> [Dataset excerpts]:
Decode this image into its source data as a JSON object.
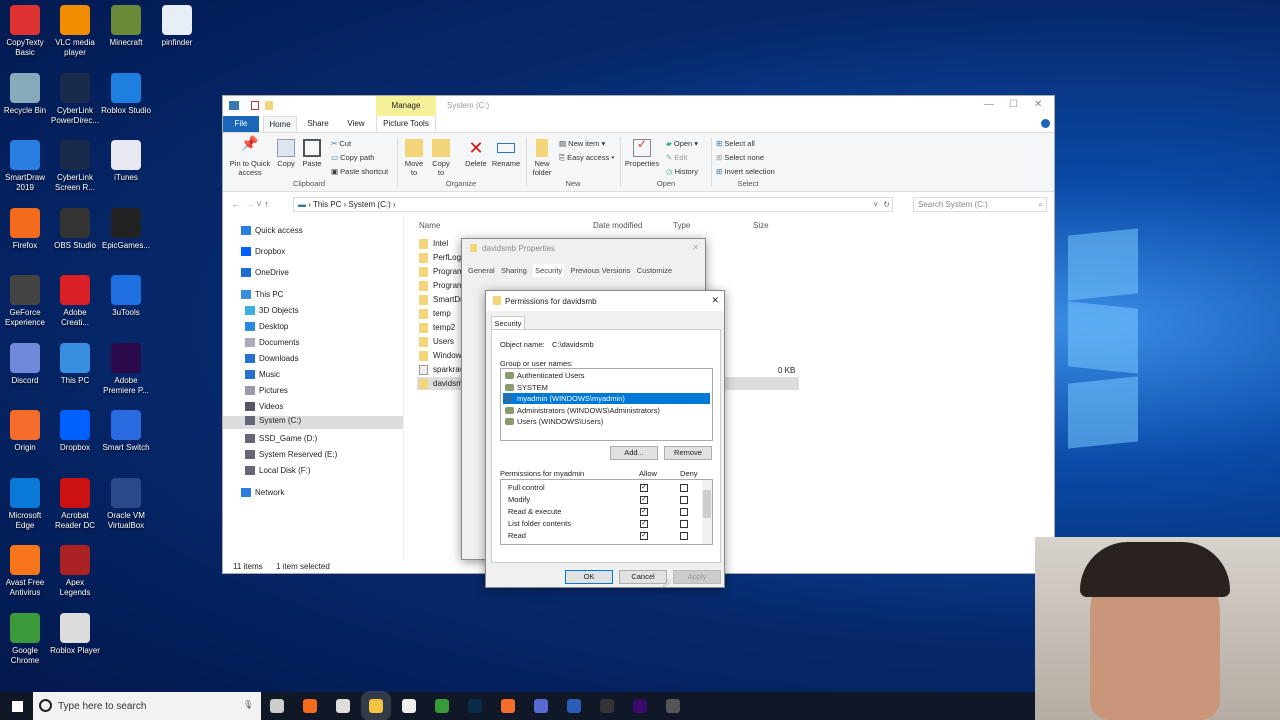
{
  "desktop": {
    "icons": [
      {
        "label": "CopyTexty Basic",
        "col": 0,
        "row": 0,
        "color": "#d33"
      },
      {
        "label": "Recycle Bin",
        "col": 0,
        "row": 1,
        "color": "#8ab"
      },
      {
        "label": "SmartDraw 2019",
        "col": 0,
        "row": 2,
        "color": "#2a7de1"
      },
      {
        "label": "Firefox",
        "col": 0,
        "row": 3,
        "color": "#f36b1c"
      },
      {
        "label": "GeForce Experience",
        "col": 0,
        "row": 4,
        "color": "#444"
      },
      {
        "label": "Discord",
        "col": 0,
        "row": 5,
        "color": "#7289da"
      },
      {
        "label": "Origin",
        "col": 0,
        "row": 6,
        "color": "#f56c2d"
      },
      {
        "label": "Microsoft Edge",
        "col": 0,
        "row": 7,
        "color": "#0a78d7"
      },
      {
        "label": "Avast Free Antivirus",
        "col": 0,
        "row": 8,
        "color": "#f7761c"
      },
      {
        "label": "Google Chrome",
        "col": 0,
        "row": 9,
        "color": "#3a9a3a"
      },
      {
        "label": "VLC media player",
        "col": 1,
        "row": 0,
        "color": "#f28c00"
      },
      {
        "label": "CyberLink PowerDirec...",
        "col": 1,
        "row": 1,
        "color": "#1a2a4a"
      },
      {
        "label": "CyberLink Screen R...",
        "col": 1,
        "row": 2,
        "color": "#1a2a4a"
      },
      {
        "label": "OBS Studio",
        "col": 1,
        "row": 3,
        "color": "#333"
      },
      {
        "label": "Adobe Creati...",
        "col": 1,
        "row": 4,
        "color": "#da1f26"
      },
      {
        "label": "This PC",
        "col": 1,
        "row": 5,
        "color": "#3a8ee0"
      },
      {
        "label": "Dropbox",
        "col": 1,
        "row": 6,
        "color": "#0061fe"
      },
      {
        "label": "Acrobat Reader DC",
        "col": 1,
        "row": 7,
        "color": "#c11"
      },
      {
        "label": "Apex Legends",
        "col": 1,
        "row": 8,
        "color": "#a22"
      },
      {
        "label": "Roblox Player",
        "col": 1,
        "row": 9,
        "color": "#ddd"
      },
      {
        "label": "Minecraft",
        "col": 2,
        "row": 0,
        "color": "#6a8a3a"
      },
      {
        "label": "Roblox Studio",
        "col": 2,
        "row": 1,
        "color": "#1f7fe0"
      },
      {
        "label": "iTunes",
        "col": 2,
        "row": 2,
        "color": "#e8e8f0"
      },
      {
        "label": "EpicGames...",
        "col": 2,
        "row": 3,
        "color": "#222"
      },
      {
        "label": "3uTools",
        "col": 2,
        "row": 4,
        "color": "#1e6fe0"
      },
      {
        "label": "Adobe Premiere P...",
        "col": 2,
        "row": 5,
        "color": "#2a0a4a"
      },
      {
        "label": "Smart Switch",
        "col": 2,
        "row": 6,
        "color": "#2a6ae0"
      },
      {
        "label": "Oracle VM VirtualBox",
        "col": 2,
        "row": 7,
        "color": "#2a4a8a"
      },
      {
        "label": "pinfinder",
        "col": 3,
        "row": 0,
        "color": "#e8eef8"
      }
    ]
  },
  "explorer": {
    "title": "System (C:)",
    "manage_tab": "Manage",
    "picture_tools_tab": "Picture Tools",
    "tabs": [
      "File",
      "Home",
      "Share",
      "View"
    ],
    "ribbon": {
      "pin": "Pin to Quick access",
      "copy": "Copy",
      "paste": "Paste",
      "cut": "Cut",
      "copy_path": "Copy path",
      "paste_shortcut": "Paste shortcut",
      "clipboard": "Clipboard",
      "move_to": "Move to",
      "copy_to": "Copy to",
      "delete": "Delete",
      "rename": "Rename",
      "organize": "Organize",
      "new_folder": "New folder",
      "new_item": "New item",
      "easy_access": "Easy access",
      "new": "New",
      "properties": "Properties",
      "open": "Open",
      "edit": "Edit",
      "history": "History",
      "open_group": "Open",
      "select_all": "Select all",
      "select_none": "Select none",
      "invert_selection": "Invert selection",
      "select": "Select"
    },
    "breadcrumb": [
      "This PC",
      "System (C:)"
    ],
    "search_placeholder": "Search System (C:)",
    "columns": [
      "Name",
      "Date modified",
      "Type",
      "Size"
    ],
    "nav": [
      {
        "label": "Quick access",
        "indent": 0,
        "color": "#2a7de1"
      },
      {
        "label": "Dropbox",
        "indent": 0,
        "color": "#0061fe"
      },
      {
        "label": "OneDrive",
        "indent": 0,
        "color": "#1a6fd0"
      },
      {
        "label": "This PC",
        "indent": 0,
        "color": "#3a8ee0"
      },
      {
        "label": "3D Objects",
        "indent": 1,
        "color": "#3ab0e0"
      },
      {
        "label": "Desktop",
        "indent": 1,
        "color": "#2a8ae0"
      },
      {
        "label": "Documents",
        "indent": 1,
        "color": "#aab"
      },
      {
        "label": "Downloads",
        "indent": 1,
        "color": "#2a70d0"
      },
      {
        "label": "Music",
        "indent": 1,
        "color": "#2a70d0"
      },
      {
        "label": "Pictures",
        "indent": 1,
        "color": "#99a"
      },
      {
        "label": "Videos",
        "indent": 1,
        "color": "#556"
      },
      {
        "label": "System (C:)",
        "indent": 1,
        "color": "#667",
        "selected": true
      },
      {
        "label": "SSD_Game (D:)",
        "indent": 1,
        "color": "#667"
      },
      {
        "label": "System Reserved (E:)",
        "indent": 1,
        "color": "#667"
      },
      {
        "label": "Local Disk (F:)",
        "indent": 1,
        "color": "#667"
      },
      {
        "label": "Network",
        "indent": 0,
        "color": "#2a7de1"
      }
    ],
    "files": [
      "Intel",
      "PerfLogs",
      "Program",
      "Program",
      "SmartDr",
      "temp",
      "temp2",
      "Users",
      "Window",
      "sparkraw",
      "davidsm"
    ],
    "selected_size": "0 KB",
    "status_items": "11 items",
    "status_selected": "1 item selected"
  },
  "properties_dialog": {
    "title": "davidsmb Properties",
    "tabs": [
      "General",
      "Sharing",
      "Security",
      "Previous Versions",
      "Customize"
    ]
  },
  "permissions_dialog": {
    "title": "Permissions for davidsmb",
    "tab": "Security",
    "object_label": "Object name:",
    "object_value": "C:\\davidsmb",
    "group_label": "Group or user names:",
    "users": [
      "Authenticated Users",
      "SYSTEM",
      "myadmin (WINDOWS\\myadmin)",
      "Administrators (WINDOWS\\Administrators)",
      "Users (WINDOWS\\Users)"
    ],
    "selected_user_index": 2,
    "add": "Add...",
    "remove": "Remove",
    "perm_label": "Permissions for myadmin",
    "allow": "Allow",
    "deny": "Deny",
    "permissions": [
      {
        "name": "Full control",
        "allow": true,
        "deny": false
      },
      {
        "name": "Modify",
        "allow": true,
        "deny": false
      },
      {
        "name": "Read & execute",
        "allow": true,
        "deny": false
      },
      {
        "name": "List folder contents",
        "allow": true,
        "deny": false
      },
      {
        "name": "Read",
        "allow": true,
        "deny": false
      }
    ],
    "ok": "OK",
    "cancel": "Cancel",
    "apply": "Apply"
  },
  "taskbar": {
    "search_placeholder": "Type here to search",
    "apps": [
      {
        "name": "task-view",
        "color": "#ccc"
      },
      {
        "name": "firefox",
        "color": "#f36b1c"
      },
      {
        "name": "store",
        "color": "#ddd"
      },
      {
        "name": "file-explorer",
        "color": "#f5c542"
      },
      {
        "name": "mail",
        "color": "#eee"
      },
      {
        "name": "chrome",
        "color": "#3a9a3a"
      },
      {
        "name": "photoshop",
        "color": "#0a2a4a"
      },
      {
        "name": "origin",
        "color": "#f56c2d"
      },
      {
        "name": "vpn",
        "color": "#5a6ad0"
      },
      {
        "name": "word",
        "color": "#2b5cb8"
      },
      {
        "name": "terminal",
        "color": "#333"
      },
      {
        "name": "premiere",
        "color": "#3a0a6a"
      },
      {
        "name": "obs",
        "color": "#555"
      }
    ]
  }
}
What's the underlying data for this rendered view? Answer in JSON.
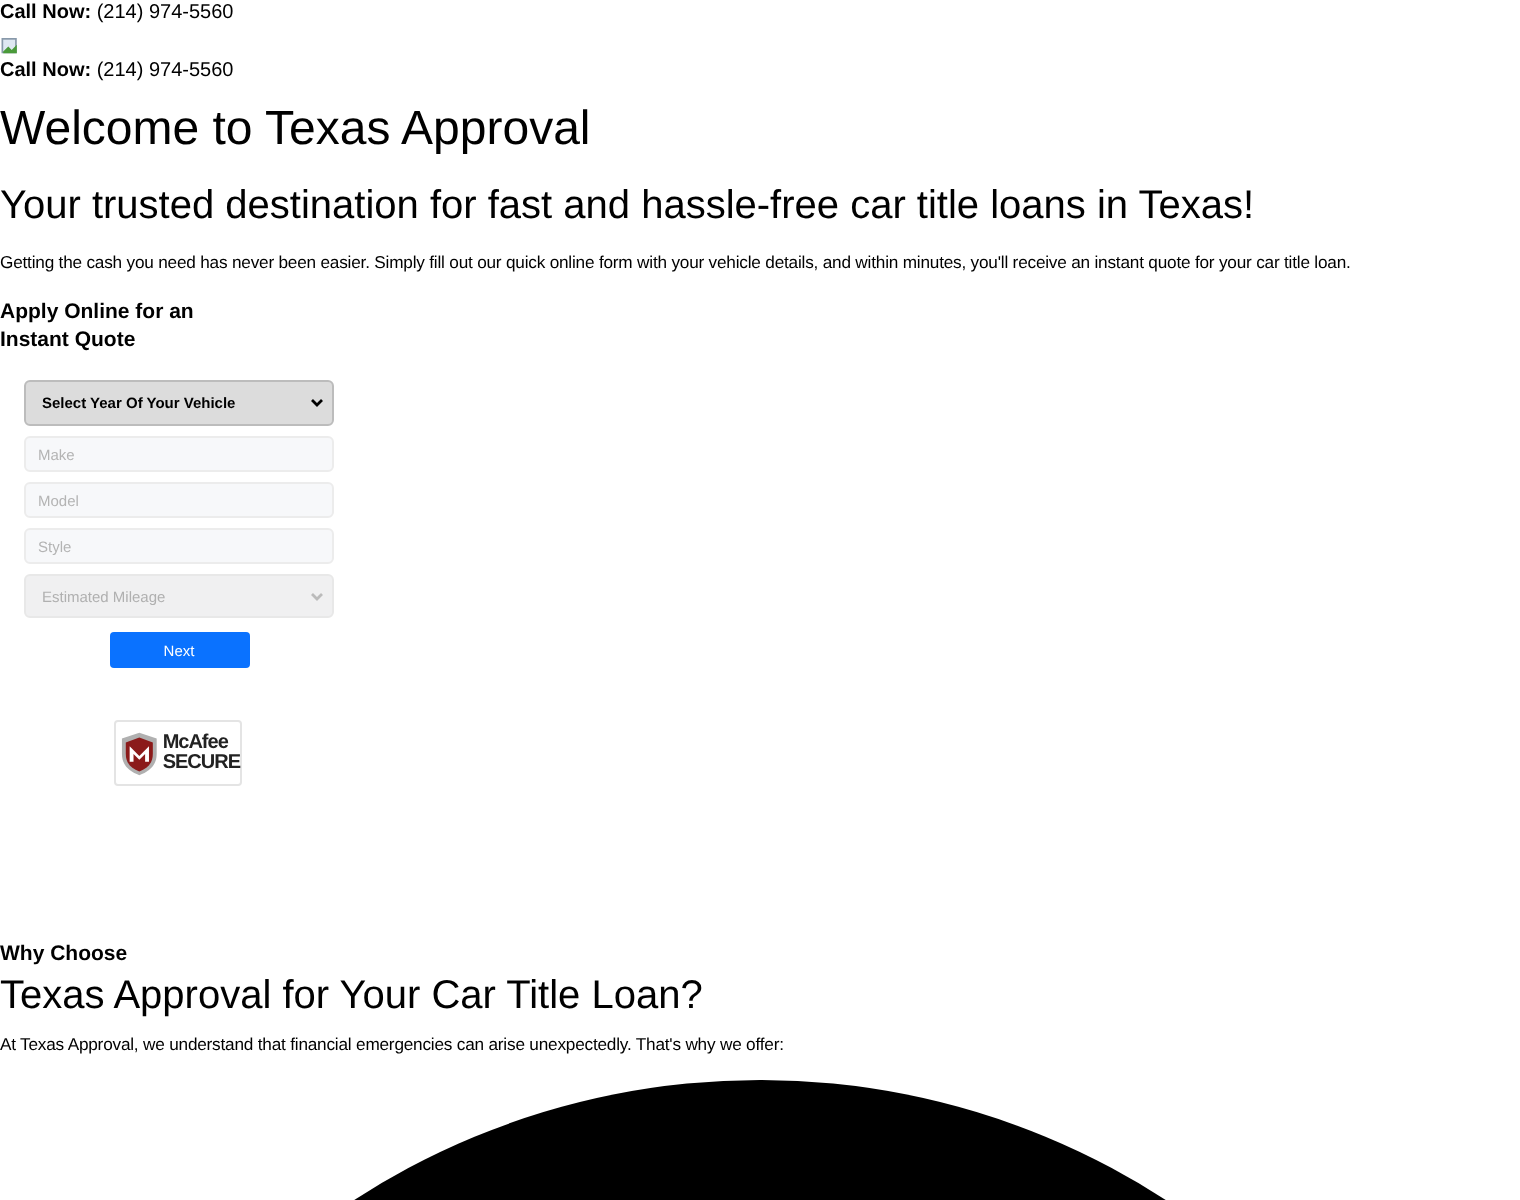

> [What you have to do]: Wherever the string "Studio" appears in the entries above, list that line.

> [Finished task]:
        "label": "OBS Studio",
        "label": "Roblox Studio",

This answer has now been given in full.